Papua New Guinea, Australia commit to closer security ties

By Kirsty Needham

SYDNEY (Reuters) - Papua New Guinea Foreign Minister Justin Tkachenko said on Wednesday the Pacific Island nation was "crystal clear" in partnering with Australia for security, as China pushes to expand its police role in a region where it is a major lender.

Australia sent seven ministers and its police chief to Papua New Guinea to hold security and trade talks with its northern neighbour on Wednesday, with Australia's Defence Minister Richard Marles noting it was the largest such delegation sent to any country.

On Thursday, the delegation will travel to the scene of last month's deadly landslide in remote Enga province, with Australia announcing support for a program to improve stability in PNG's highlands, including weapons management. Tribal conflict had hampered rescuers reaching the landslide.

The security and trade talks were held a day after China's Premier Li Qiang visited Australia.

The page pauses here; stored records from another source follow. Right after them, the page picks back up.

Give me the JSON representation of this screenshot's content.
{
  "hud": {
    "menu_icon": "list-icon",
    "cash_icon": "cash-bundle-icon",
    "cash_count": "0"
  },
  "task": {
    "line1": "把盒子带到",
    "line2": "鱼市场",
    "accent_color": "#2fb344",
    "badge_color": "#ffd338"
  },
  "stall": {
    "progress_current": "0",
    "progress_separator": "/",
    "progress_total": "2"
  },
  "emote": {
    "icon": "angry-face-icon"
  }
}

China has also sought a policing deal with PNG, and says it has a plan to help Pacific Island countries with social order.

"When it comes to China they are a strong economic trade partner to Papua New Guinea, just like Australia, and when it comes to security we have signed a bilateral security agreement with Australia," Tkachenko said at a livestreamed press conference.

"We as a government saw it crystal clear that we will continue to support and work and partner with Australia now and in the future for our security," he added.

Australia's Foreign Minister Penny Wong said the two sides had discussed the importance of "strategic trust" and Australia was appreciative of PNG's assurances.

"In a difficult and troubled world we look to our traditional partners, to Papua New Guinea, to be closer," said Marles.

Australia had cut visa processing times for PNG applicants from three months to seven days as part of efforts to cut red tape and draw the nations closer, he said.

The two countries signed a security deal in December that will see Australia spend A$200 million to help boost PNG's internal security, including the court system, police training and prisons.

The resource rich but largely undeveloped nation experienced deadly riots in January that saw businesses destroyed during a police strike.

Australia will boost funding to assist PNG prosecute financial crimes, and 70 police cadets have travelled to Australia for training.

(Reporting by Kirsty Needham; Editing by Sharon Singleton)